“Megacities are actually defining the future rather than countries.”
Would London dominate the definition of a Smart City? (MP) There’s a lot of discussion about who’s defining the future of the world. What you realize is that megacities that have above 10 million people like Seoul, Tokyo, Shenzen, Shanghai, New York and L.A. are the cities that are actually defining the future rather than countries, or states. I think the megacities will define the future because I have a statistic which says 60 percent of people will be living in cities by 2040. That means the global GDP will be about cities. That means that’s where the future is. Great business is driven by those megacities. So to answer your question, yes, London will be very important. Paris. Seoul, Shenzen, Tokyo, all the really big cities will dominate the future.
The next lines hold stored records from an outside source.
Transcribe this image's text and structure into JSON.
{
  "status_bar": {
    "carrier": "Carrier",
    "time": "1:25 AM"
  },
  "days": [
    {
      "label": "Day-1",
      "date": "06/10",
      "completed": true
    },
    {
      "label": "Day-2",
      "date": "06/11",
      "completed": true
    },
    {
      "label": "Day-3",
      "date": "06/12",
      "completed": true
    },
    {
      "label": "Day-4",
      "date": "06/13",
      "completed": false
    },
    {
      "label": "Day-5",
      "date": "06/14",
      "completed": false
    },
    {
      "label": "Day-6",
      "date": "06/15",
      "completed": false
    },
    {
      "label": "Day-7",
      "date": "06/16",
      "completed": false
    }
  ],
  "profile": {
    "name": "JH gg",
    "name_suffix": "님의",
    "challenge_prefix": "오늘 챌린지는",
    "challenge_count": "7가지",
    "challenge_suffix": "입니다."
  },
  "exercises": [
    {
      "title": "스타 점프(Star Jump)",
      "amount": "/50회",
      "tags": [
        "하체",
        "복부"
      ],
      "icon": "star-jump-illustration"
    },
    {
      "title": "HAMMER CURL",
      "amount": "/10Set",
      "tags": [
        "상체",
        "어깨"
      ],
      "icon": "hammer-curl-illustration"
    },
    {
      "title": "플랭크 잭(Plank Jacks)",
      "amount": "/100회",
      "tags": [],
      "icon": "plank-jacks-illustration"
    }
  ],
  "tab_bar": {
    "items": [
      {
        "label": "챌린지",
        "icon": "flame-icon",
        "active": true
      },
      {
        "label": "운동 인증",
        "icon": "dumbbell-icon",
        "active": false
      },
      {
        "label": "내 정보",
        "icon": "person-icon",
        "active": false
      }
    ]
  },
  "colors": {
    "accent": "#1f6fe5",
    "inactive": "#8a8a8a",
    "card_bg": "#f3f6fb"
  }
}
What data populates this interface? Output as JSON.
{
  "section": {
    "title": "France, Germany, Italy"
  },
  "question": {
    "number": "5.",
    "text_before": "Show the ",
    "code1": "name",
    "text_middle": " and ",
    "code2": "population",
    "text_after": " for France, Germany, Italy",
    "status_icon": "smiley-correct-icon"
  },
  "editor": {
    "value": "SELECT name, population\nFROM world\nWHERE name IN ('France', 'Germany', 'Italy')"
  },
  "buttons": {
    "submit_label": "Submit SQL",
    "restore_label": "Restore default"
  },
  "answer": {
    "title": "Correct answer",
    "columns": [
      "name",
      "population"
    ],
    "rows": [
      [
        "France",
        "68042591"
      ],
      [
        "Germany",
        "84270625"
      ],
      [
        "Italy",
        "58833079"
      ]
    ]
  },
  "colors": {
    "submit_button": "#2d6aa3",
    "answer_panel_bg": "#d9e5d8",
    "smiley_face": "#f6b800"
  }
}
Subject you are interested in these days? (MP) Autonomous car is really interesting. I think the big thing is connected, electric, autonomous and shared. We’re looking at some other projects in connected vehicles because they’re really important to smart cities. Smart cities, connected, autonomous, shared and electric. That’s the zone that I’m looking at and that’s one of the reasons I moved away from Formula 1. I wanted to look at the future of our industry. I feel it’s always important to be relevant to the future and this is the right place to be. We might be a little bit ahead of the game right now, but that’s only good in my opinion.